Tarquin, however, isn’t finished with her. He wants to stay friends and offers to help Becky with her debts. Becky doesn’t want his help because she doesn’t want to owe him anything. She doesn’t tell Suze about his offer because she doesn’t want Suze to know how bad her financial problems are. What she doesn’t know is that Suze already knows—it’s obvious enough when she sees Becky’s mail.
As the debts pile up, Becky decides she needs a vacation. She doesn’t have money, obviously, so she goes home to her parents. They ask her what is wrong, and why she is so anxious, but she can’t admit the truth to them. More than anything, she fears disappointing her parents. They only want the best for her.
In the meantime, Becky gets an angry call from Luke. She is responsible for causing some of his clients to lose investments because she gave them bad advice in her magazine. Becky feels like her life is spiraling out of control and that she’s losing everyone. However, another publication, Morning Coffee
, reads her advice in the magazine and asks her to interview with them. Becky agrees because she knows that things can’t get any worse.
Becky meets with executives at Morning Coffee
. While she is at their office, she meets Luke. Luke confronts her about what happened to his clients. For once, Becky stands up for herself. She tells Luke that his clients acted irresponsibly and that she offered them sensible advice. Her tenacity surprises Luke, and he is forced to back off.
Meanwhile, Becky is offered a spot on the Morning Coffee

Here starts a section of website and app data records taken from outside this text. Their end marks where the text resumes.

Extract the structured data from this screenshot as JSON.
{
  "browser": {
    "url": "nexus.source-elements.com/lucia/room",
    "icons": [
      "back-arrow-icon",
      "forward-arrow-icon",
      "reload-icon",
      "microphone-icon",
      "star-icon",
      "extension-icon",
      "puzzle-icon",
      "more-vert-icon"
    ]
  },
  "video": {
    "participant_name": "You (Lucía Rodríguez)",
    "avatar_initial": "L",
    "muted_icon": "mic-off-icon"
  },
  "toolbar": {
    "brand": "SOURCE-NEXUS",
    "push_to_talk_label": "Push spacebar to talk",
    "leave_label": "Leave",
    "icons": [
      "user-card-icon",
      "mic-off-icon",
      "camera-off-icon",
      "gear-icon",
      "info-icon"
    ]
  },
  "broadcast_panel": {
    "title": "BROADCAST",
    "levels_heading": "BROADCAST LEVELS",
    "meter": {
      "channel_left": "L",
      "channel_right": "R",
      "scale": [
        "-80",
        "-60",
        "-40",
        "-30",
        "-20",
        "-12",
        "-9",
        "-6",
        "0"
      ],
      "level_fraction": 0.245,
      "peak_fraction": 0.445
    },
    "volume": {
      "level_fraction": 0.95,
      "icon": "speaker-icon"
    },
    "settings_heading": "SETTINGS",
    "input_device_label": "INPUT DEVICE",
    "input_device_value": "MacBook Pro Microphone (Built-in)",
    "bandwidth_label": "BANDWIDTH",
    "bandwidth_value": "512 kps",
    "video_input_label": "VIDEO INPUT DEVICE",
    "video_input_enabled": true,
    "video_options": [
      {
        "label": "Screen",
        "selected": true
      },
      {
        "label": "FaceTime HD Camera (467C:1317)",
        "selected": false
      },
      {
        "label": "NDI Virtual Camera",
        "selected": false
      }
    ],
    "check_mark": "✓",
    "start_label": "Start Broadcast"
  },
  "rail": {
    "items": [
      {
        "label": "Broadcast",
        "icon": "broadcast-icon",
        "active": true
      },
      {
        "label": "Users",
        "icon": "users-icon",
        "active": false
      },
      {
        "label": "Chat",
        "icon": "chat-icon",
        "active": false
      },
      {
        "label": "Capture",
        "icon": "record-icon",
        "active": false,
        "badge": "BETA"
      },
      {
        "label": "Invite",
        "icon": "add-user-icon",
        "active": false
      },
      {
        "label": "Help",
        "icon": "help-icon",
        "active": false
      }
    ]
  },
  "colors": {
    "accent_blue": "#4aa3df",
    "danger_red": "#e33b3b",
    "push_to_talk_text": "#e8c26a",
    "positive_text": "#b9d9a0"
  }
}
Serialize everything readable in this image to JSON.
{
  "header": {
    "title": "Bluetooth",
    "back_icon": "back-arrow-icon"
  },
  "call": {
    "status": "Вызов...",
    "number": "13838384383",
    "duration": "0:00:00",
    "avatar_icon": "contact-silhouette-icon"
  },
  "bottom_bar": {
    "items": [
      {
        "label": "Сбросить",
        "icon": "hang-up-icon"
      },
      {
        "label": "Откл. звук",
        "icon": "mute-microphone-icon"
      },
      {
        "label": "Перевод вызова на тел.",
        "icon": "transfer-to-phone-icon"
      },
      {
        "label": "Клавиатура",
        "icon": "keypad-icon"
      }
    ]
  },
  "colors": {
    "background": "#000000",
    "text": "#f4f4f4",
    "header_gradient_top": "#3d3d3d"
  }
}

’s daily television program. She doesn’t celebrate for too long, because she bumps into her nemesis—Derek Smeath, her bank manager. She has two choices. She can run away, or she can deal with her problems. She asks Derek if she can schedule a meeting to discuss her finances, and he is happy she is finally taking responsibility for herself.
At the end of the book, Luke asks Becky out to dinner. It’s not clear if he’s single or not, but he makes it obvious that he fancies Becky. She has impressed him by acting like an adult instead of behaving like a little girl. Becky spends the night at his place, and what becomes of their relationship is explored in the next book.